The book 'The Holocaust Industry' by Norman Finkelstein, an American academic, Jew and son of a Holocaust survivor, has been published in France. It will be recalled that in his book, Finkelstein calls for the German authorities not to give in to the blackmail concerning the Holocaust and compensation for it. Finkelstein also claims that Jewish blackmail regarding compensation in Germany and Switzerland is the most deciding factor in renewed anti-Semitism. The organization 'Lawyers Without Boundaries', announced through its president, the French advocate William Goldnadel, that it is filing suit against Finkelstein and his book for 'racial slander' and 'incitement to racial hatred'. Goldnadel declared that the accusation that Jews conspire to use the Holocaust to facilitate Israel's struggle against the Arabs is identical with the theory of Roger Garaudy who has already been convicted of Holocaust denial and racial slander.
The newspaper 'Pagina 12' published the cover story on the new book 'Hitler's Shadow' by the journalist-researcher Raul Kollmann, who writes for the newspaper, on Neo-Nazi groups in Argentina. In the book Kollman describes the connection of the Buenos Aires provincial police with almost every case of Jewish cemetery desecration, most of them in the province. The journalist publishes the testimony of Neo-Nazis who participated in anti-Semitic actions. These people are active in the Patriotic New Social Order Party (PNOSP). Kollman exposes the ties between police officers and the PNOSP organization.
Professor Jan Thomas Gross' new book 'Neighbors' exposes the massacre of Jews in the small Polish town of Jedwabne, where some 1600 Jews were murdered, most of them burnt alive. This massacre was carried out by Polish neighbors, and not as formerly assumed, by the occupying Nazi forces. The book continues to arouse strong reverberations throughout Poland and its publication reawakened the public debate on antisemitism. The important weekly 'Wprost' published articles and a poll whose results confirm the assumption that a stereotype hostile attitude towards the Jews is widespread and that a certain degree of popular anti-Semitism prevails.

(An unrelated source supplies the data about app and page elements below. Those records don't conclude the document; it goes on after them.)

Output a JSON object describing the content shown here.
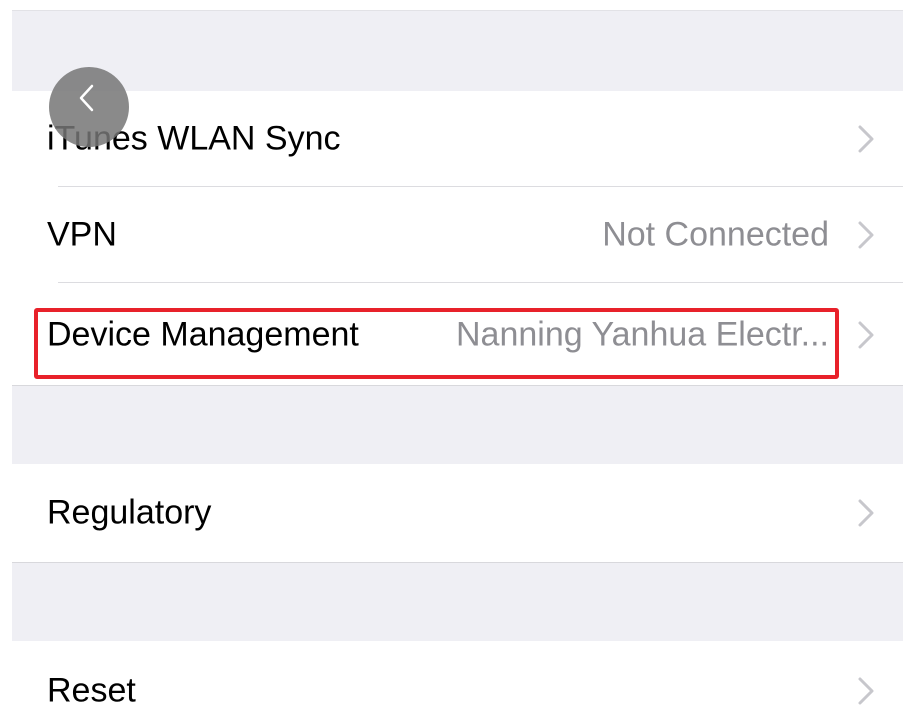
{
  "settings": {
    "rows": [
      {
        "label": "iTunes WLAN Sync",
        "value": ""
      },
      {
        "label": "VPN",
        "value": "Not Connected"
      },
      {
        "label": "Device Management",
        "value": "Nanning Yanhua Electr..."
      },
      {
        "label": "Regulatory",
        "value": ""
      },
      {
        "label": "Reset",
        "value": ""
      }
    ]
  },
  "icons": {
    "back": "chevron-left-icon",
    "disclosure": "chevron-right-icon"
  },
  "colors": {
    "group_background": "#efeff4",
    "value_text": "#8e8e93",
    "highlight": "#e8212a",
    "back_button": "#767676"
  }
}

In a program broadcast over the Dutch television network NCRV, Prof. Roland Raes, vice-president of the Belgian radical right party 'Vlaams Blok', claimed that he rejects the idea that the Holocaust was a 'plan for genocide'. Raes emphasized that many experts have for a long time doubted the existence of the gas chambers and death camps and reiterated the traditional revisionist declarations on the exaggerated number of Holocaust victims. With the publication of his statements in Belgium, which was widely covered in the Belgian media, Raes announced that he was resigning his position as leader of the Vlaams Blok. Raes remarks aroused sharp criticism from representatives of the entire political spectrum in Belgium.
A court in Vilnius convicted Kazys Gimzauskas, deputy commander of the Lithuanian security police during the Second World War, of crimes against humanity. Gimzauskas' unit was responsible for the murder of thousands of Jews during the war. Gimzauskas, who is 93 and suffering from Alzheimer's disease, will however not serve his sentence as convicted. According to the Israeli branch of the Wiesenthal Institute, the conviction is an important precedent as it is the first conviction of a war criminal from the Holocaust period in a CIS (Commonwealth of Independent States) country.
Source: Israeli Foreign Ministry